Would you repeat the entries below word for word and omit the pictures?

(DATASET ENTRIES)

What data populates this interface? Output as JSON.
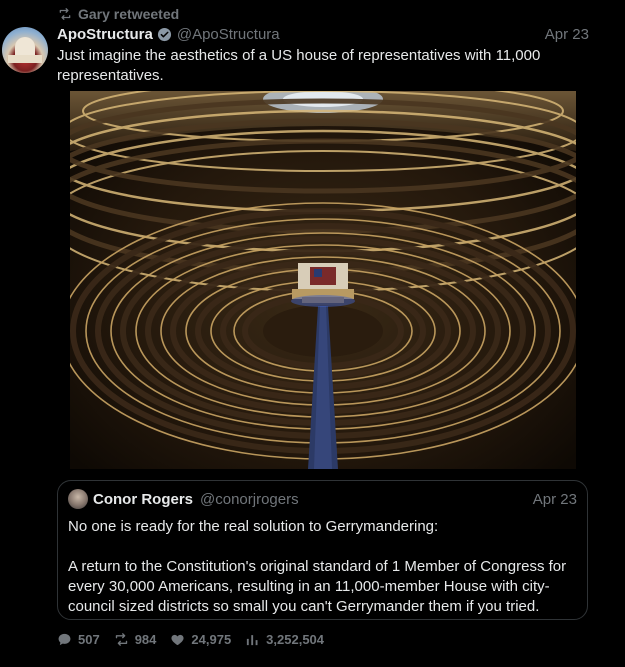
{
  "retweet": {
    "text": "Gary retweeted",
    "icon": "retweet-icon"
  },
  "tweet": {
    "author_name": "ApoStructura",
    "handle": "@ApoStructura",
    "date": "Apr 23",
    "text": "Just imagine the aesthetics of a US house of representatives with 11,000 representatives.",
    "verified_color": "#8b98a5",
    "media_description_icon": "image"
  },
  "quote": {
    "author_name": "Conor Rogers",
    "handle": "@conorjrogers",
    "date": "Apr 23",
    "paragraph1": "No one is ready for the real solution to Gerrymandering:",
    "paragraph2": "A return to the Constitution's original standard of 1 Member of Congress for every 30,000 Americans, resulting in an 11,000-member House with city-council sized districts so small you can't Gerrymander them if you tried."
  },
  "actions": {
    "replies": "507",
    "retweets": "984",
    "likes": "24,975",
    "views": "3,252,504"
  },
  "colors": {
    "background": "#000000",
    "text": "#e7e9ea",
    "muted": "#71767b",
    "border": "#2f3336"
  }
}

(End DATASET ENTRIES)

▶ **RESPONSE AREA**:
What data populates this interface? Output as JSON.
{
  "retweet": {
    "text": "Gary retweeted",
    "icon": "retweet-icon"
  },
  "tweet": {
    "author_name": "ApoStructura",
    "handle": "@ApoStructura",
    "date": "Apr 23",
    "text": "Just imagine the aesthetics of a US house of representatives with 11,000 representatives.",
    "verified_color": "#8b98a5",
    "media_description_icon": "image"
  },
  "quote": {
    "author_name": "Conor Rogers",
    "handle": "@conorjrogers",
    "date": "Apr 23",
    "paragraph1": "No one is ready for the real solution to Gerrymandering:",
    "paragraph2": "A return to the Constitution's original standard of 1 Member of Congress for every 30,000 Americans, resulting in an 11,000-member House with city-council sized districts so small you can't Gerrymander them if you tried."
  },
  "actions": {
    "replies": "507",
    "retweets": "984",
    "likes": "24,975",
    "views": "3,252,504"
  },
  "colors": {
    "background": "#000000",
    "text": "#e7e9ea",
    "muted": "#71767b",
    "border": "#2f3336"
  }
}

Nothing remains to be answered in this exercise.